Stairway to haven: Antwerp’s wooden escalators are among the last in use in the world
Uniqueness from Flanders
“It’s iconic, it’s a symbol of Antwerp,” says Kathleen Janssens. The visitor from Zandhoven is about to take the wooden escalators to cross the river Scheldt with her two grandchildren.
Those escalators go 31,5 m underground and they are still part of the St. Anna’s tunnel (Sint-Annatunnel), a pedestrian passage built between 28 June 1931 and 14 August 1933 to connect both banks of the river Scheldt in Antwerp.
“It’s 90 years old. We cannot replace it. We should keep it in good shape,” says her husband, Staf Marivoet to Belga News Agency. Indeed, it’s one of the last wooden escalators left in the world. The steps are still made of solid wood, weighing 40 kilos each.
Its concept was presented by the American inventor Jesse Reno at the Universal Exhibition in Paris in 1900, where it won first prize. But the escalators in Antwerp are not American. “They are Belgian-made, by the Jaspar company from Liège," explains Kris Henau, former coordinator of tunnel maintenance at the Flemish Agency for Roads and Traffic (Agentschap Wegen en Verkeer), in one interview to Gazet van Antwerp.
The materials are top quality, strong and durable. “Did you know that about 3,5 to 4 million people pass through this tunnel every year? That's about a third of the Belgian population. 85% with the escalators, 15% take the elevator. I don't think other public elevators, even the ones in Central Station, are used that intensively," says Henau.
The wood escalators were built to transport 16,000 people per hour and go at a speed of 0,50 m per second, moved by electricity. Before the tunnel with the lift and the wood escalator, pedestrians had to manage with a ferry service, the St Anneke’s Boat, which departed from Steenplein.
The tunnel is 572 m long, covered with ceramic tiles. It also has a metal lift with art deco decorations, which provides space for a maximum of 80 people.
There are old and new warning signs in the two access buildings. Pedestrians are invited to keep their pets on a leash to cross the tunnel and take the escalators. It’s forbidden “to turn on engines (of motorized vehicles); to smoke, to shout, sing or make noise; to spit; and to transport dangerous goods of all classes”.
On 10 September 1933, Belgian King Albert I and the entire Royal Family, foreign authorities and Antwerp’smayor, Camille Huysmans, took a celebratory walk through St Anna’s Tunnel and its wooden escalators accompanied by 20,000 schoolboys and girls.
Today, Antwerp locals and tourists, on foot or bikes, can take the wooden escalators to go enjoy the green left bank of Antwerp. Except on Thursdays, which is maintenance day from 7 am to about 7 pm. The escalators are protected heritage and its 1,600 steps are disassembled piece by piece and put back in their exact spot.
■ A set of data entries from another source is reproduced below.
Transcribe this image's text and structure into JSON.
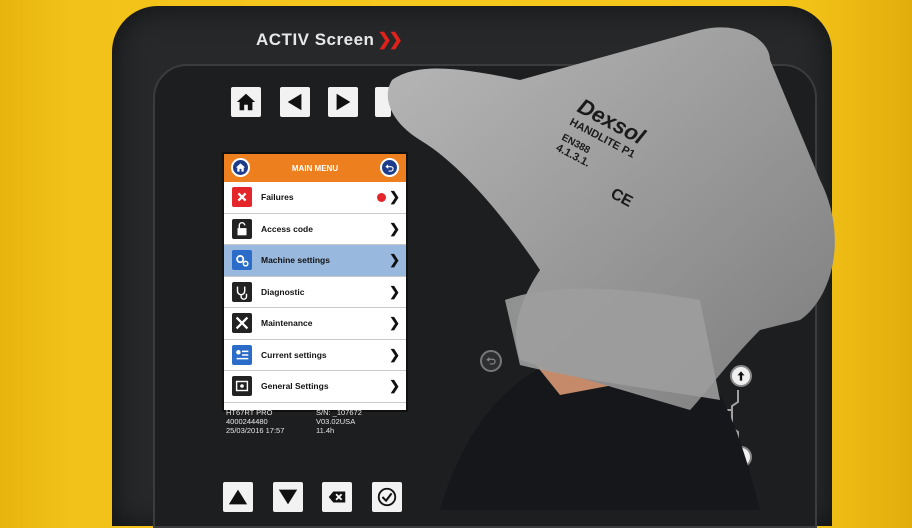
{
  "device": {
    "brand": "ACTIV Screen",
    "brand_chevrons": "❯❯"
  },
  "hardware_buttons_top": [
    "home-icon",
    "left-arrow-icon",
    "right-arrow-icon"
  ],
  "hardware_buttons_bottom": [
    "up-triangle-icon",
    "down-triangle-icon",
    "backspace-icon",
    "check-icon"
  ],
  "screen": {
    "title": "MAIN MENU",
    "items": [
      {
        "label": "Failures",
        "icon": "failure-icon",
        "icon_bg": "#e4262a",
        "selected": false,
        "badge": true
      },
      {
        "label": "Access code",
        "icon": "lock-icon",
        "icon_bg": "#222222",
        "selected": false,
        "badge": false
      },
      {
        "label": "Machine settings",
        "icon": "gears-icon",
        "icon_bg": "#2b6cc8",
        "selected": true,
        "badge": false
      },
      {
        "label": "Diagnostic",
        "icon": "stethoscope-icon",
        "icon_bg": "#222222",
        "selected": false,
        "badge": false
      },
      {
        "label": "Maintenance",
        "icon": "tools-icon",
        "icon_bg": "#222222",
        "selected": false,
        "badge": false
      },
      {
        "label": "Current settings",
        "icon": "settings-list-icon",
        "icon_bg": "#2b6cc8",
        "selected": false,
        "badge": false
      },
      {
        "label": "General Settings",
        "icon": "general-settings-icon",
        "icon_bg": "#222222",
        "selected": false,
        "badge": false
      }
    ],
    "chevron": "❯"
  },
  "info": {
    "model": "HT67RT PRO",
    "serial": "S/N: _107672",
    "part": "4000244480",
    "version": "V03.02USA",
    "datetime": "25/03/2016 17:57",
    "hours": "11.4h"
  },
  "glove": {
    "brand": "Dexsol",
    "model": "HANDLITE P1",
    "standard": "EN388",
    "rating": "4.1.3.1.",
    "mark": "CE"
  },
  "colors": {
    "header": "#ee7f1f",
    "selected": "#98b8de",
    "round_button": "#1d3d8c",
    "background": "#f7c81c"
  }
}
There is even a website and smartphone app to display the accessibility for bikes and pedestrian connections: https://fietsverbindingenschelde.wegenenverkeer.be
© BELGA PHOTO (Viviane Vaz)
© BELGA VIDEO (Viviane Vaz)
This article is part of the five-part series "Uniqueness from Flandres"